Maryland's third rotation would take them to the always imposing balance beam - an event on which they had struggled mightily all season. This time, Nelligan let Faller lead off and the freshman responded with a 9.725 her third personal best of the night. Dani Kram followed with a respectable 9.65. Next up for Maryland was Ebony Walters. The normally reliable redshirt junior from Silver Spring had faltered on the event thus far this season. I asked Coach Nelligan if he had considered sitting Walters for a meet or two. "Sure, we talked about it. But in the end, if you want to put the meet on someone's shoulders, you want it to be your upper classmen. I trust her and she knows she has our support." Walters showed she deserved her coach's trust scoring 9.70. After Kram and Skochko hit solid routines, Giameo gave the Terps another strong effort with a 9.85. The team score of 48.750 was more than a full point higher than the Terps had scored previously this season. Meanwhile, Pitt faltered a bit on the vault and the Terps were back within .150 of the lead with one rotation remaining.

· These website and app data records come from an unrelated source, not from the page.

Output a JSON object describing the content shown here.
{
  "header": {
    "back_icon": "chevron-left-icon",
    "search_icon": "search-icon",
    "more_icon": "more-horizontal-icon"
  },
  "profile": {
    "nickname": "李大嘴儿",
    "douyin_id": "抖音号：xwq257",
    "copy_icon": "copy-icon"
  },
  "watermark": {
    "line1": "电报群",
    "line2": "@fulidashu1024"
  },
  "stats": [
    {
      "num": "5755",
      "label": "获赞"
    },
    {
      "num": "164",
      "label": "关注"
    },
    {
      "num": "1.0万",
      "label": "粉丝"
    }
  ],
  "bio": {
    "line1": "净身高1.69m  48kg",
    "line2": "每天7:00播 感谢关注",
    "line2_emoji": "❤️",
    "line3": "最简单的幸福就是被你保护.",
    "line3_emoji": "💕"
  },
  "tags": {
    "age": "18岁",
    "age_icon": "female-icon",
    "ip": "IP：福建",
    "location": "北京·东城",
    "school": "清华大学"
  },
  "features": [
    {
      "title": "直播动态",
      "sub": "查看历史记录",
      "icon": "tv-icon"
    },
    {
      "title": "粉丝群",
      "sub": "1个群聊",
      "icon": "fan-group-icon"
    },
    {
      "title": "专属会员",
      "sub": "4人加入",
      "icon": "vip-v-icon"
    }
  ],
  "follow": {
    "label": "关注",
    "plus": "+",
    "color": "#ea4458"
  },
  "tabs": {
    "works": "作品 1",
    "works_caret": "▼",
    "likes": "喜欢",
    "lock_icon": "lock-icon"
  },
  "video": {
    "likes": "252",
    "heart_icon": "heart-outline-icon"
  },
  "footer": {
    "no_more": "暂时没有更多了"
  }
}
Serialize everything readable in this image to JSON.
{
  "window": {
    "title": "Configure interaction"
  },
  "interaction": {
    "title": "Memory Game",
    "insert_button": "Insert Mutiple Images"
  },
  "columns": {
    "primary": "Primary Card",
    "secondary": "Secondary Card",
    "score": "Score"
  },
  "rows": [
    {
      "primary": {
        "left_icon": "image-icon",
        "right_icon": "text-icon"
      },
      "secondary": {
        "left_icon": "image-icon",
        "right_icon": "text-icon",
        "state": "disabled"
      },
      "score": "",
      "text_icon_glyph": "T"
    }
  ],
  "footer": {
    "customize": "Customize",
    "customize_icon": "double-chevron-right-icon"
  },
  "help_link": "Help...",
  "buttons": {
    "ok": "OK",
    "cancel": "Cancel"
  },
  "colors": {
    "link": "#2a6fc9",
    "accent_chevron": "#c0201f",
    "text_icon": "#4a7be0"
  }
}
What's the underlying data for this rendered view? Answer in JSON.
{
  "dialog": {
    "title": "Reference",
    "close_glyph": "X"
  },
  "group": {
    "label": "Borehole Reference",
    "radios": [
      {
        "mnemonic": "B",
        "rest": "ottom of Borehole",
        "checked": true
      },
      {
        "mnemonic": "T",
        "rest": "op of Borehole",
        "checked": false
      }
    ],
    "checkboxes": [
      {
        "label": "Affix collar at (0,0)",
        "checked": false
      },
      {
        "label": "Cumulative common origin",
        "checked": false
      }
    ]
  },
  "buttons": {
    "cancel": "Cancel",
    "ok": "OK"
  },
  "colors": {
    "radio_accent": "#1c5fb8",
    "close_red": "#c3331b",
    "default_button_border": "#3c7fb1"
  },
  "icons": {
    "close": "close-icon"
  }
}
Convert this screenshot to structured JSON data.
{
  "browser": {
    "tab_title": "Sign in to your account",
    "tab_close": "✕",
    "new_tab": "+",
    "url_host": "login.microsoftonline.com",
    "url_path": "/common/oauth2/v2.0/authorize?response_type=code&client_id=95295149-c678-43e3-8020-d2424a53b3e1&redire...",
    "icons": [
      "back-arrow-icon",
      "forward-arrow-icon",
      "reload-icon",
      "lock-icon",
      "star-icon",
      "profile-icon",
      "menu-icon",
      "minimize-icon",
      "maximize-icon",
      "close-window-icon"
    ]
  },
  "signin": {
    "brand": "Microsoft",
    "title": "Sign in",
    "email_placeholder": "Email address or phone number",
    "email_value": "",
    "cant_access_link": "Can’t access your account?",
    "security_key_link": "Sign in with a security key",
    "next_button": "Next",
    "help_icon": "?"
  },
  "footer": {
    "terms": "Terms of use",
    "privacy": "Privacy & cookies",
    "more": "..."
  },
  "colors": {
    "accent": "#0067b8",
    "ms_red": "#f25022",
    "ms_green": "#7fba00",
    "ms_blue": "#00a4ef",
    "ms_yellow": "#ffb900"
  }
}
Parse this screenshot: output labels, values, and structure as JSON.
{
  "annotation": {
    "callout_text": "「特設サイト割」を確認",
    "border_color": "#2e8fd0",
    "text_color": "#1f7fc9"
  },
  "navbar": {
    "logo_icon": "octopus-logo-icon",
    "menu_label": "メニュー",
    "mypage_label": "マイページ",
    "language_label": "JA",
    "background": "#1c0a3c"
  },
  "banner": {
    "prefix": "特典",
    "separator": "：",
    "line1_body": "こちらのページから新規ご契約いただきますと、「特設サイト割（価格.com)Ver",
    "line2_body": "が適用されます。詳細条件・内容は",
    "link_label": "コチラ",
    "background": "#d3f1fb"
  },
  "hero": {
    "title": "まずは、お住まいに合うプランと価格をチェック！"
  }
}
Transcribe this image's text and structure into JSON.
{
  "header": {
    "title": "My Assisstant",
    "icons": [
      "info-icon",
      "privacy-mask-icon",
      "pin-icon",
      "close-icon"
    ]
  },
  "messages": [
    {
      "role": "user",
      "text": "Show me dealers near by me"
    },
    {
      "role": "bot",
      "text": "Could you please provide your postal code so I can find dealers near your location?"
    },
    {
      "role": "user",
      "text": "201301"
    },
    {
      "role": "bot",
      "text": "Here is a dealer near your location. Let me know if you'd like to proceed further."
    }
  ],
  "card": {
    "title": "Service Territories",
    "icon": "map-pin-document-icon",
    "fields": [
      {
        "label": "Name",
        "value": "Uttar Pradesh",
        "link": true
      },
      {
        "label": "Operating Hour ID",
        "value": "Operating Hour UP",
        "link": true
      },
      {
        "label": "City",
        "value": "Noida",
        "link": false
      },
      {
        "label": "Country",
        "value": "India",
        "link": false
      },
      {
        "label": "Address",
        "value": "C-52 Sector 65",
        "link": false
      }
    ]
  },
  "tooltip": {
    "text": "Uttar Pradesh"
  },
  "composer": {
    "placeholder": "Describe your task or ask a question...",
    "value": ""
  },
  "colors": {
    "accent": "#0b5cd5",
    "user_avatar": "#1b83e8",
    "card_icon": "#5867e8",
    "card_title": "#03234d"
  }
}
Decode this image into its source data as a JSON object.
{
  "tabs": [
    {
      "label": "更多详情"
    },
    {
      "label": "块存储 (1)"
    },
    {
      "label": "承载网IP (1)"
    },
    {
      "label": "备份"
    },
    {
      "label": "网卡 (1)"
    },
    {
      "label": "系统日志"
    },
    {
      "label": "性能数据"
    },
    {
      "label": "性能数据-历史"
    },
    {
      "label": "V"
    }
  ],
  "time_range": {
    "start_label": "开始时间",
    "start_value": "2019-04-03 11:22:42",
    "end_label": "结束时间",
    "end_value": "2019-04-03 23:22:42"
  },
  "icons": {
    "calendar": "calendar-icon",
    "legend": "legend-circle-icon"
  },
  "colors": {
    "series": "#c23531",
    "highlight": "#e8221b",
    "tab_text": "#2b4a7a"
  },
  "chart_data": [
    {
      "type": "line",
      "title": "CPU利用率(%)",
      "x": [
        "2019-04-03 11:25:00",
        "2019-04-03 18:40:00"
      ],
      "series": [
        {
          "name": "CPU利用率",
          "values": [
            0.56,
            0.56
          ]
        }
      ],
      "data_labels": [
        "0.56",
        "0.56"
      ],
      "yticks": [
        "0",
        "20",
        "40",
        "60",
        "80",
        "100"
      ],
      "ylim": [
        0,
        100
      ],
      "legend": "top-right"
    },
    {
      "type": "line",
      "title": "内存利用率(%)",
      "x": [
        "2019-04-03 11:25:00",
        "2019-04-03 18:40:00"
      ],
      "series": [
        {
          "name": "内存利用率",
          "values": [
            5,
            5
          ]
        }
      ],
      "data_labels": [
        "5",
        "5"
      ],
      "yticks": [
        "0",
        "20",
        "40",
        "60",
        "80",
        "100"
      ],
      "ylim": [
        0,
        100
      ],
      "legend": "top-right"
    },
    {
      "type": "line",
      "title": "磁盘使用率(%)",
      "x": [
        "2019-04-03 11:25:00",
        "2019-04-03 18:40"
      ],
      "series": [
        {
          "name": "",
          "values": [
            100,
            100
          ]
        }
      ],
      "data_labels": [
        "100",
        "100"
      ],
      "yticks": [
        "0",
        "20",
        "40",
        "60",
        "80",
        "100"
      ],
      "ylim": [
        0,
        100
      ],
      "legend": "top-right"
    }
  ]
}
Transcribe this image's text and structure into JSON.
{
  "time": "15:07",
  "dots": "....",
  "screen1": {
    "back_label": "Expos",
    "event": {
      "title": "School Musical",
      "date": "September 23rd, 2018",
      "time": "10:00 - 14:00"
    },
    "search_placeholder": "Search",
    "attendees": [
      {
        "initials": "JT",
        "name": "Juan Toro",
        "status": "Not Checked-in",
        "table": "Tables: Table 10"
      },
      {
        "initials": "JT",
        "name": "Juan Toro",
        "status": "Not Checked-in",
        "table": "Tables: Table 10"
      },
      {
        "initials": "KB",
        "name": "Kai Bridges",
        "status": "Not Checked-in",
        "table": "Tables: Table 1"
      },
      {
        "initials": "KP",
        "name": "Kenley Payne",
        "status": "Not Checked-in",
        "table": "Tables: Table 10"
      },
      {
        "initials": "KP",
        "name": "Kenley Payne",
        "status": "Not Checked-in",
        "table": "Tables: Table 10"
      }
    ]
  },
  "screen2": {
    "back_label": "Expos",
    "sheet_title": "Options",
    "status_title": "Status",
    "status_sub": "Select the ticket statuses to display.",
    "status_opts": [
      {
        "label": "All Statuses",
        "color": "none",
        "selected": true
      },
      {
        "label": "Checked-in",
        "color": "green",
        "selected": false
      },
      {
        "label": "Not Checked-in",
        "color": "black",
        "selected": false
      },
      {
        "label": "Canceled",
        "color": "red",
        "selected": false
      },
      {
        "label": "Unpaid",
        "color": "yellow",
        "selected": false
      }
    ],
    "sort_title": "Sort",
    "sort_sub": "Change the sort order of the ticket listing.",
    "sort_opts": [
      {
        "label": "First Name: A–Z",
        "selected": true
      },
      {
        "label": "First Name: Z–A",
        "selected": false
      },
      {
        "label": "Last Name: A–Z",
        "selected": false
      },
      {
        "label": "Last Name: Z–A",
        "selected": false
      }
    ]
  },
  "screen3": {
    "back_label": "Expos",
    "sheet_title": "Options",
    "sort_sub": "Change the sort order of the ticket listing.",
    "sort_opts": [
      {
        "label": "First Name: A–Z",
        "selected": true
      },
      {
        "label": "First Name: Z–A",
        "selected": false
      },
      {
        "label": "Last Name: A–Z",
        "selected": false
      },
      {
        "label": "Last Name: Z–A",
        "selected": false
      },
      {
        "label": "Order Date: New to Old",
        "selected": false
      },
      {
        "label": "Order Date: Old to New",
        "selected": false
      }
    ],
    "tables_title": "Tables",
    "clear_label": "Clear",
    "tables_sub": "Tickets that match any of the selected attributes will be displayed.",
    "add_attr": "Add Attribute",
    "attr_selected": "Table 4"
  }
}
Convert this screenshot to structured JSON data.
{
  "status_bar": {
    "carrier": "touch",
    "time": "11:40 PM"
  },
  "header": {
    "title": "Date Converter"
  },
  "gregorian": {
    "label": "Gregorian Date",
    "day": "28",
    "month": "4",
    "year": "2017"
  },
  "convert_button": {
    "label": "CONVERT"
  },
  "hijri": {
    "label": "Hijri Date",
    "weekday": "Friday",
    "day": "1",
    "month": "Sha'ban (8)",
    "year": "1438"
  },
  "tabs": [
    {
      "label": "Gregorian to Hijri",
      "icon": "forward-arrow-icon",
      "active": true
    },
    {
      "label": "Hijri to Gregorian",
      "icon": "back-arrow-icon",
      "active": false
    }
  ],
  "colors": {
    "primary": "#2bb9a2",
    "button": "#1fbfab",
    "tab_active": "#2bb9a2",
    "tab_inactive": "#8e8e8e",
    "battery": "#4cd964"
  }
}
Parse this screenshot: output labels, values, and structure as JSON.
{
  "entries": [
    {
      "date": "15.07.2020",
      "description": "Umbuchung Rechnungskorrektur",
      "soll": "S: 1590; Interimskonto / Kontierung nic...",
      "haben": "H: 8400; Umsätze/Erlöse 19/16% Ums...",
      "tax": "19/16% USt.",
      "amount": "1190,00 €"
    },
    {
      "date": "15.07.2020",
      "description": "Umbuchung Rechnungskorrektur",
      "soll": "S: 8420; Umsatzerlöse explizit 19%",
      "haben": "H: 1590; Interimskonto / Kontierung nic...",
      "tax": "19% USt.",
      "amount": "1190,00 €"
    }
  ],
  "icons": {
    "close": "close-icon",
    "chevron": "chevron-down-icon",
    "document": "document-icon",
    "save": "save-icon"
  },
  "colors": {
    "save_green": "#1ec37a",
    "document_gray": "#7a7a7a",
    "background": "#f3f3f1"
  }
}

Pitt would finish on the uneven bars and Maryland would close the meet on the floor exercise as the home team always does. "I knew the scores on the bars were tight tonight so I knew they would have to do something really huge. If we just did our job on floor, I thought we could pass them," Nelligan said afterward. And the Terps did their job. Brauckmuller got the Terps off to a good start with a 9.775 and Dani Kram posted a personal best 9.725. Not to be outdone, Alex Zimmerman came through with a 9.825 also a personal best. Next up was Giameo whose controversial 9.775 would still prove enough for her to secure the all-around win for the meet. Tang, whose routine includes a maneuver she learned as a figure skater, registered a 9.875 and Walters, building on the momentum of her beam routine, scored a personal best 9.90 to tie for the top spot on the apparatus. The 49.150 was enough to vault the Terps to a total of 195.225 - their highest team score of the season - and for them to overtake the Panthers who finished with 194.900 points. George Washington finished third on the night at 193.825 while Towson's 188.700 placed them fourth.
After the meet, Nelligan talked about how proud he was of his team and of the gymnasts who stepped up to fill some of the vacated spots noting the work of Skochko and Black as well as his freshmen. Asked who was stepping in to fill the leadership void Nelligan said, "Stephanie Giameo. The way she talks to the team she sounds like a senior even though she's a junior. She gets them going and motivates them to do their best. And I think through her performances, Karen has been motivating the team. She's leading the team through her actions."
You can see Karen and the rest of her team in action Saturday February 15 at 2 pm when the Terps host Bowling Green and Yale.